## Exercise requirements:
Without any pictures, copy the records below once more, exactly as they are.

[Source material]

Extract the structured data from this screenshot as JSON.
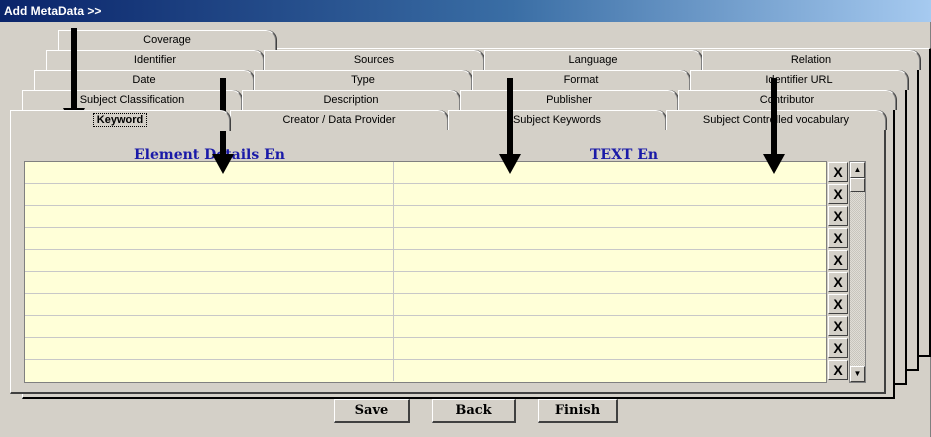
{
  "window": {
    "title": "Add MetaData >>"
  },
  "tabs": {
    "row1": [
      "Coverage"
    ],
    "row2": [
      "Identifier",
      "Sources",
      "Language",
      "Relation"
    ],
    "row3": [
      "Date",
      "Type",
      "Format",
      "Identifier URL"
    ],
    "row4": [
      "Subject Classification",
      "Description",
      "Publisher",
      "Contributor"
    ],
    "row5": [
      "Keyword",
      "Creator / Data Provider",
      "Subject Keywords",
      "Subject Controlled vocabulary"
    ],
    "active": "Keyword"
  },
  "grid": {
    "columns": [
      "Element Details En",
      "TEXT En"
    ],
    "row_count": 10,
    "delete_label": "X"
  },
  "actions": {
    "save": "Save",
    "back": "Back",
    "finish": "Finish"
  }
}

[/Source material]

## Exercise answer:
Extract the structured data from this screenshot as JSON.
{
  "window": {
    "title": "Add MetaData >>"
  },
  "tabs": {
    "row1": [
      "Coverage"
    ],
    "row2": [
      "Identifier",
      "Sources",
      "Language",
      "Relation"
    ],
    "row3": [
      "Date",
      "Type",
      "Format",
      "Identifier URL"
    ],
    "row4": [
      "Subject Classification",
      "Description",
      "Publisher",
      "Contributor"
    ],
    "row5": [
      "Keyword",
      "Creator / Data Provider",
      "Subject Keywords",
      "Subject Controlled vocabulary"
    ],
    "active": "Keyword"
  },
  "grid": {
    "columns": [
      "Element Details En",
      "TEXT En"
    ],
    "row_count": 10,
    "delete_label": "X"
  },
  "actions": {
    "save": "Save",
    "back": "Back",
    "finish": "Finish"
  }
}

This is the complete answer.